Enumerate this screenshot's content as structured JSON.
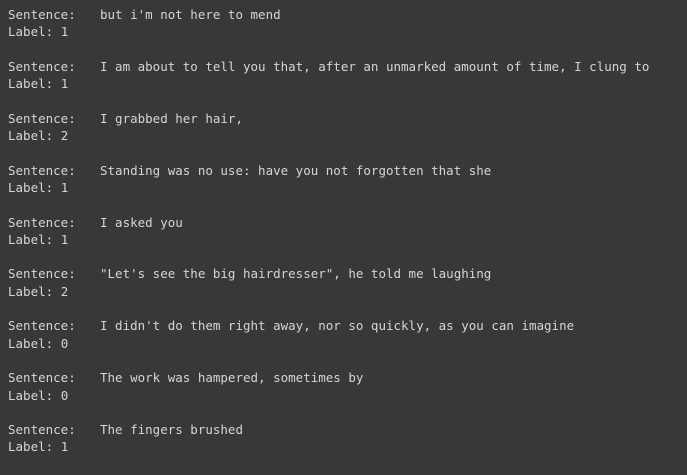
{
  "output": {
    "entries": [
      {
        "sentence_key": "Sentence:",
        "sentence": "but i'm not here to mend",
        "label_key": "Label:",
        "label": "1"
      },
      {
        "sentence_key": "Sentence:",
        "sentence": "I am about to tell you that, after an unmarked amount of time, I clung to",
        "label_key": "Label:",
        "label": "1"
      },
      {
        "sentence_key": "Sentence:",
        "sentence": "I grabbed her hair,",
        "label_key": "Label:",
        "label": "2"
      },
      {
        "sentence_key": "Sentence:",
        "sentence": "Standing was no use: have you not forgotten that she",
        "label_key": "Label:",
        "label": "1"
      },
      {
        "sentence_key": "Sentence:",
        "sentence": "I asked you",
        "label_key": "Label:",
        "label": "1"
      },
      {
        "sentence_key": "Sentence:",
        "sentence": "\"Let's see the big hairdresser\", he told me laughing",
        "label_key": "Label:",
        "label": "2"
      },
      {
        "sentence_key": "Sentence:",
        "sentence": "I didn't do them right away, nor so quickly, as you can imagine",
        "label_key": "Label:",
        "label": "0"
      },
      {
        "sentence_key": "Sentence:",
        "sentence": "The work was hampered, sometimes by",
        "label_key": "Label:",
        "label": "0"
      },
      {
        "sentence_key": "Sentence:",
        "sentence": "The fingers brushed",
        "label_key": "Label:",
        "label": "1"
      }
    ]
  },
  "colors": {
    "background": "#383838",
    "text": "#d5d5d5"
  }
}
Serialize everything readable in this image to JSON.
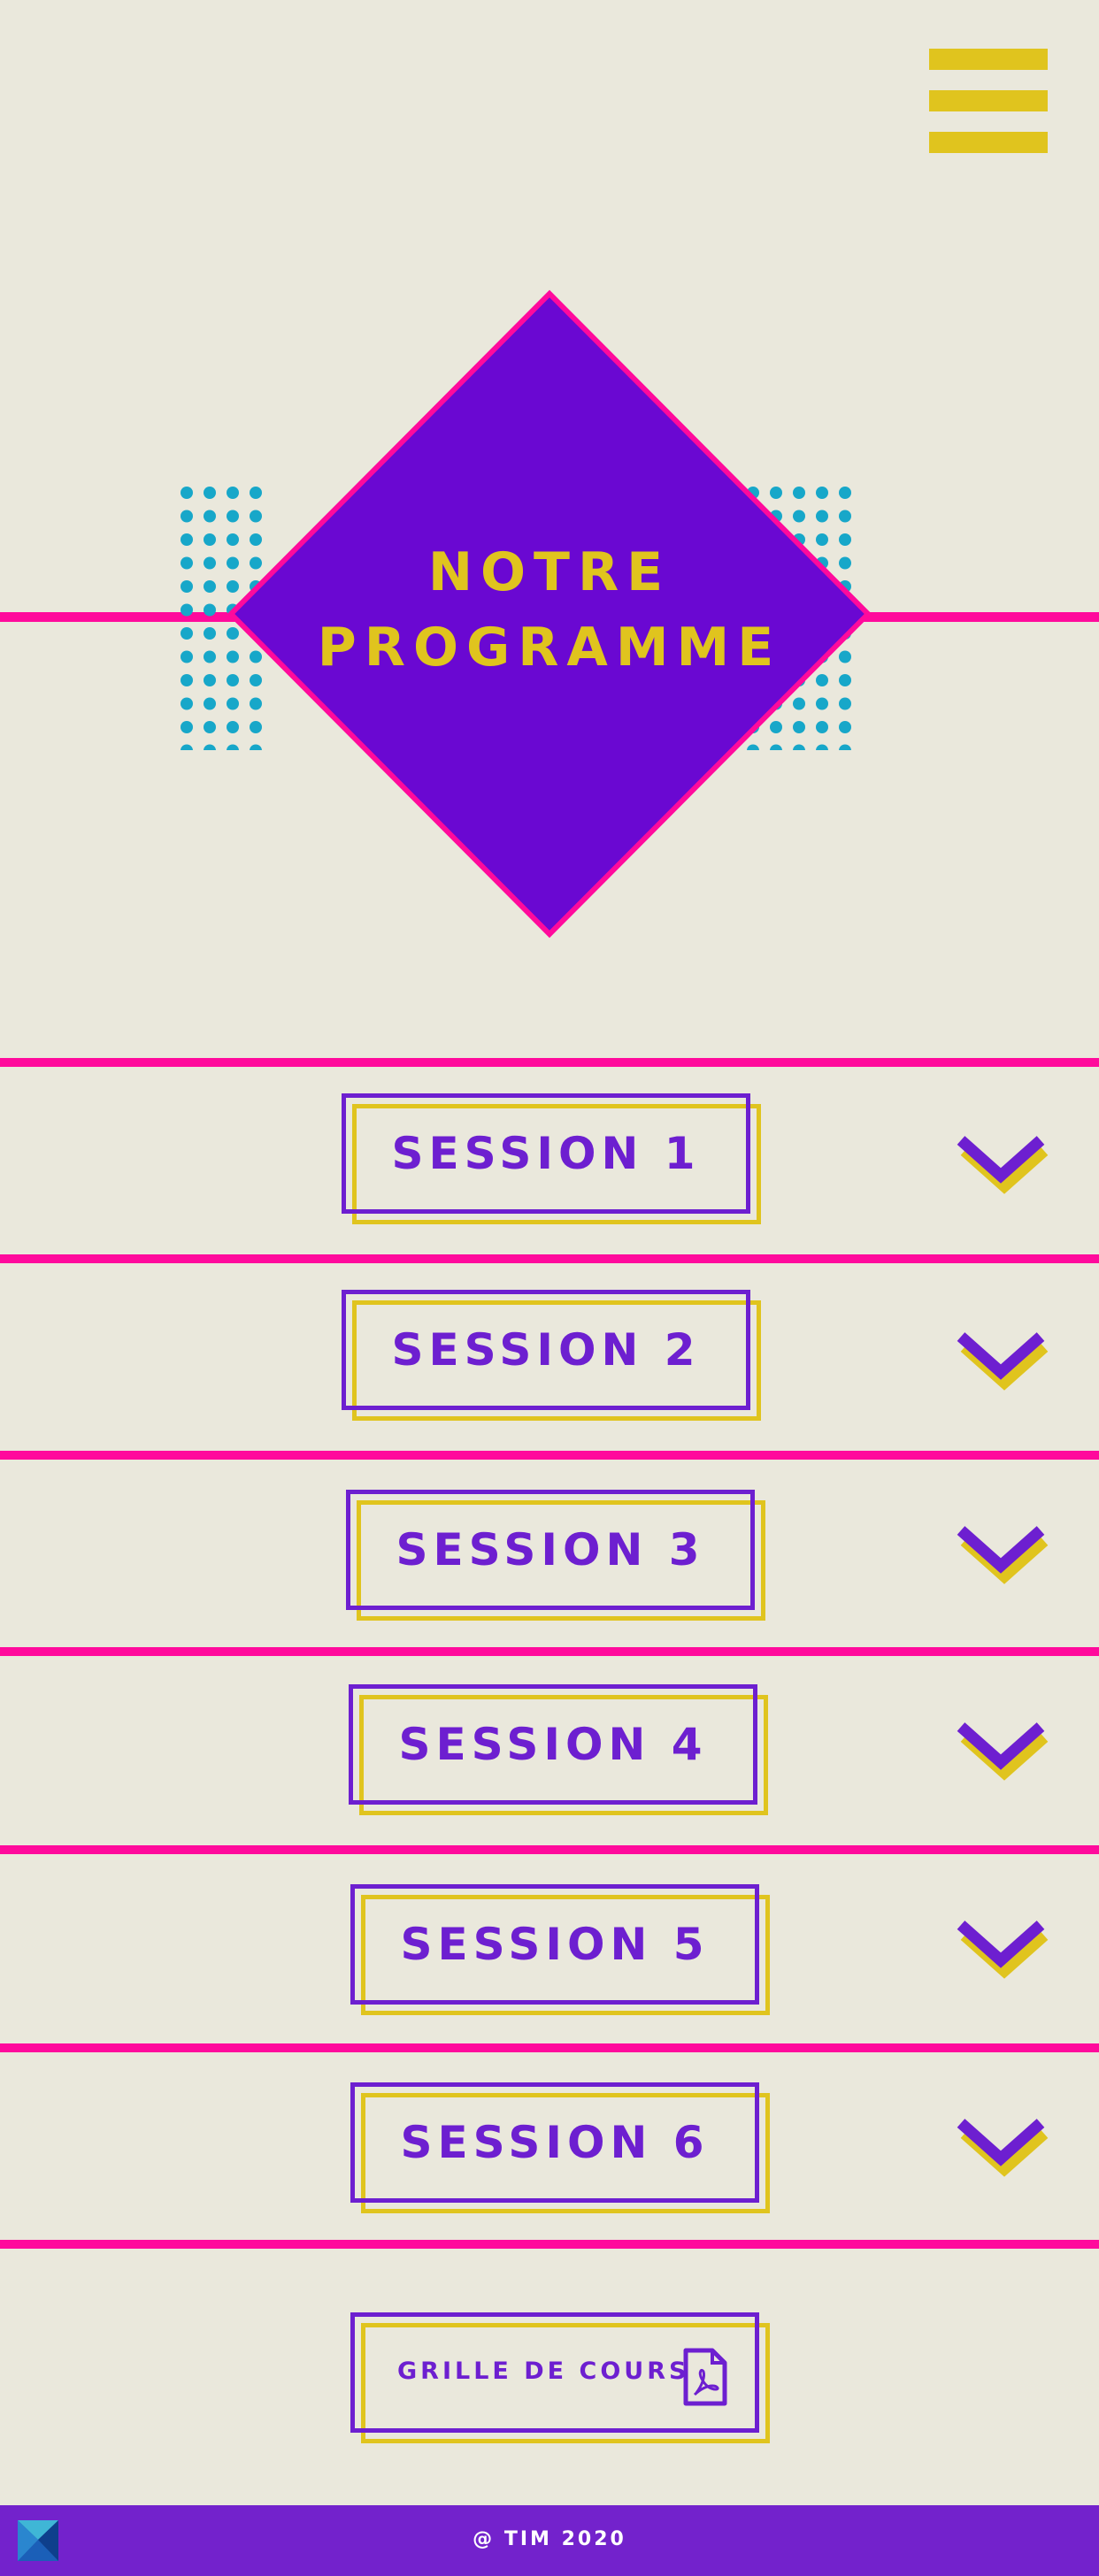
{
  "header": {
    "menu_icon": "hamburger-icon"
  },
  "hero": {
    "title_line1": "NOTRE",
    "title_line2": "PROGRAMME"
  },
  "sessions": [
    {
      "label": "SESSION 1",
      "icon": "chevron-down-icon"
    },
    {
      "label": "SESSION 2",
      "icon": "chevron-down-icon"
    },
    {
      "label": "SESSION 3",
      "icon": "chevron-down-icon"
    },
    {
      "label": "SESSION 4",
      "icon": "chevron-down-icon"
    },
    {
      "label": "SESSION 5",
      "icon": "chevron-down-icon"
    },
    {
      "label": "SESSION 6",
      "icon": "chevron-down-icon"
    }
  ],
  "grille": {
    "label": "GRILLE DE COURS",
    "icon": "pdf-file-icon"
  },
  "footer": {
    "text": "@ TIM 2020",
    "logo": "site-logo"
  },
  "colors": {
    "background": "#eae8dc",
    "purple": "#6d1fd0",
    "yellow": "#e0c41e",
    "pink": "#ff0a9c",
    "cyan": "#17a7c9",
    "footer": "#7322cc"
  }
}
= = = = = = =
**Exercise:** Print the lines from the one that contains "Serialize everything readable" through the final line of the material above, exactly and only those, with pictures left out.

**Task solution:**
Serialize everything readable in this image to JSON.
{
  "header": {
    "menu_icon": "hamburger-icon"
  },
  "hero": {
    "title_line1": "NOTRE",
    "title_line2": "PROGRAMME"
  },
  "sessions": [
    {
      "label": "SESSION 1",
      "icon": "chevron-down-icon"
    },
    {
      "label": "SESSION 2",
      "icon": "chevron-down-icon"
    },
    {
      "label": "SESSION 3",
      "icon": "chevron-down-icon"
    },
    {
      "label": "SESSION 4",
      "icon": "chevron-down-icon"
    },
    {
      "label": "SESSION 5",
      "icon": "chevron-down-icon"
    },
    {
      "label": "SESSION 6",
      "icon": "chevron-down-icon"
    }
  ],
  "grille": {
    "label": "GRILLE DE COURS",
    "icon": "pdf-file-icon"
  },
  "footer": {
    "text": "@ TIM 2020",
    "logo": "site-logo"
  },
  "colors": {
    "background": "#eae8dc",
    "purple": "#6d1fd0",
    "yellow": "#e0c41e",
    "pink": "#ff0a9c",
    "cyan": "#17a7c9",
    "footer": "#7322cc"
  }
}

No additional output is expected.